The UvrB-DNA preincision complex is a key intermediate in the repair of damaged DNA by the UvrABC endonuclease from Escherichia coli. DNaseI footprinting of this complex on DNA with a cis-[Pt(NH3)2[d(GpG)-N7(1),N7(2)]] adduct provided global information on the protein binding site on this substrate [Visse, R., et al. (1991) J. Biol. Chem. 266, 7609-7617].(More)
Nucleotide excision repair in Escherichia coli is a multistep process in which DNA damage is removed by incision of the DNA on both sides of the damage, followed by removal of the oligonucleotide containing the lesion. The two incision reactions take place in a complex of damaged DNA with UvrB and UvrC. It has been shown (Lin, J. -J., and Sancar, A. (1992)(More)

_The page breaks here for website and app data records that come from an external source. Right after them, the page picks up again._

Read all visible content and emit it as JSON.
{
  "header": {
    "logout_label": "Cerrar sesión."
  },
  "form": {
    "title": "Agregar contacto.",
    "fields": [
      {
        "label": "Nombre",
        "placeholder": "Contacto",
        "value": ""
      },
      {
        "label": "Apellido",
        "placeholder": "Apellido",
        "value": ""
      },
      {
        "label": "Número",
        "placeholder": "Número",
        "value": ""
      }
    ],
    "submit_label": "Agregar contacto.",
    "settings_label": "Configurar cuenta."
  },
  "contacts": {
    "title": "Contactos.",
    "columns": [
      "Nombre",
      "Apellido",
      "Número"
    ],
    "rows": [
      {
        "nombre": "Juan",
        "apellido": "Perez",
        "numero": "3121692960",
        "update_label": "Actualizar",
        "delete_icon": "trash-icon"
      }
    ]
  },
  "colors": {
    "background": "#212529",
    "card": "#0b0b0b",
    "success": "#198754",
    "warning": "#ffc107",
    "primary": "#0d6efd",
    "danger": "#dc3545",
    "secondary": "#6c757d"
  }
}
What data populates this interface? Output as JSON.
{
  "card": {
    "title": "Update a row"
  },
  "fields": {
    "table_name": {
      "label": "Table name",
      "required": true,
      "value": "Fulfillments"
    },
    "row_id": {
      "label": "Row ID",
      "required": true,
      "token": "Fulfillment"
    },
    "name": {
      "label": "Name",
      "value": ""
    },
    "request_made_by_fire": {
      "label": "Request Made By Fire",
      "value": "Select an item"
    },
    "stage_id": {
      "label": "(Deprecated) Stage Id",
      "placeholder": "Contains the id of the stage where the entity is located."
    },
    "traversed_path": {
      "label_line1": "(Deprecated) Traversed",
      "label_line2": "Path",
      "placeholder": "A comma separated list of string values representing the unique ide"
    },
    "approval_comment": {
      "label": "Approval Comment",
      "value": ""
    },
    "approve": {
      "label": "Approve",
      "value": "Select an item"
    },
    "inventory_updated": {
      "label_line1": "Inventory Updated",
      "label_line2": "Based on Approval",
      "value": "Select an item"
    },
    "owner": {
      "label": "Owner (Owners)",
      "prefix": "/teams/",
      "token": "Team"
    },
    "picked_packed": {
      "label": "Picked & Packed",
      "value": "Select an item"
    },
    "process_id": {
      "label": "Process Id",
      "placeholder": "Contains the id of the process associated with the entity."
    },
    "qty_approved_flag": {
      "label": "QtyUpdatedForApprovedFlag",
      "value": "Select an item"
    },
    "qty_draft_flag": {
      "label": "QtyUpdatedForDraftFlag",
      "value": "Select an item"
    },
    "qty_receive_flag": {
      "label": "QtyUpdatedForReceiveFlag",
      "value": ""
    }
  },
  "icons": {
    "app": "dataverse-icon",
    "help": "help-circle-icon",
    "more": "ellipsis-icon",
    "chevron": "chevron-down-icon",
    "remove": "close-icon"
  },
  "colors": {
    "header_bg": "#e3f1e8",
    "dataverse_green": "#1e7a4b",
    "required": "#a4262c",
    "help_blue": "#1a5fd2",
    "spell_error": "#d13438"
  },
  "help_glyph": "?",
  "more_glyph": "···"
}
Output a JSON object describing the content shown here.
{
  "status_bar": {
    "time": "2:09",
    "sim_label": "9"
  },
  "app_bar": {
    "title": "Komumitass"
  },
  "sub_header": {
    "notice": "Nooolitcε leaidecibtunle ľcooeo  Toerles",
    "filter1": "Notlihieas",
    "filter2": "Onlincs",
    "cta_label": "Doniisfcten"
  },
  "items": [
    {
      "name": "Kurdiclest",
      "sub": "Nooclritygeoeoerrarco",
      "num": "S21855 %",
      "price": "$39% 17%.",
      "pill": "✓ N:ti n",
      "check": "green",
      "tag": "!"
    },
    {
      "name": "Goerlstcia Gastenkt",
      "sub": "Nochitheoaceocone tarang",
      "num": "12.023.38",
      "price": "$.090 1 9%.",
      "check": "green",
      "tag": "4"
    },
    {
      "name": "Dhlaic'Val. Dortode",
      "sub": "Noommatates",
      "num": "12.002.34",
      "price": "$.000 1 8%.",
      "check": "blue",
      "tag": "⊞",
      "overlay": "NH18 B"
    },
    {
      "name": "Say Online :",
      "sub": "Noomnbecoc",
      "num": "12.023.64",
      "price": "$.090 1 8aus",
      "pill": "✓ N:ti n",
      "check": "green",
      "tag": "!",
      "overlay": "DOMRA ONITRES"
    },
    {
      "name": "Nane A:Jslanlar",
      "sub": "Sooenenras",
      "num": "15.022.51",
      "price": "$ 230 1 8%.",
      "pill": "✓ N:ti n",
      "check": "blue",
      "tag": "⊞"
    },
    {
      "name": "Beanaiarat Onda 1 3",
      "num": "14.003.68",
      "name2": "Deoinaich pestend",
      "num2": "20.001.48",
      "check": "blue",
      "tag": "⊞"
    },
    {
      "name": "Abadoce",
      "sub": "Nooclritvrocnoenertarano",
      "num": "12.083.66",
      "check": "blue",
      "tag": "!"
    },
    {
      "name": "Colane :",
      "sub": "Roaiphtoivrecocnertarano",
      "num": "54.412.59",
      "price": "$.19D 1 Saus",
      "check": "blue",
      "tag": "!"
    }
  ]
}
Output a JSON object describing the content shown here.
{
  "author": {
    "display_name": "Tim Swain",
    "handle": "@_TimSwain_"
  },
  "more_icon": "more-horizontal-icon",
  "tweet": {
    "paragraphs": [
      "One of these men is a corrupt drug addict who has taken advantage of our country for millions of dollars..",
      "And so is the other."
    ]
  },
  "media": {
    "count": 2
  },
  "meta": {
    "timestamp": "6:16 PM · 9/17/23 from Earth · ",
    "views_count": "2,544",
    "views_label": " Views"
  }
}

UvrB plays a key role in bacterial nucleotide excision repair. It is the ultimate damage-binding protein that interacts with both UvrA and UvrC. The oligomeric state of UvrB and the UvrAB complex have been subject of debate for a long time. Using fluorescence resonance energy transfer (FRET) between GFP and YFP fused to the C-terminal end of Escherichia(More)
The nucleotide excision repair pathway corrects many structurally unrelated DNA lesions. Damage recognition in bacteria is performed by UvrA, a member of the ABC ATPase superfamily whose functional form is a dimer with four nucleotide-binding domains (NBDs), two per protomer. In the 3.2 A structure of UvrA from Bacillus stearothermophilus, we observe that(More)
UvrB is the ultimate damage-binding protein in bacterial nucleotide excision repair. Previous AFM experiments have indicated that UvrB binds to a damage as a dimer. In this paper we visualize for the first time a UvrB dimer in a gel retardation assay, with the second subunit (B2) more loosely bound than the subunit (B1) that interacts with the damage. A(More)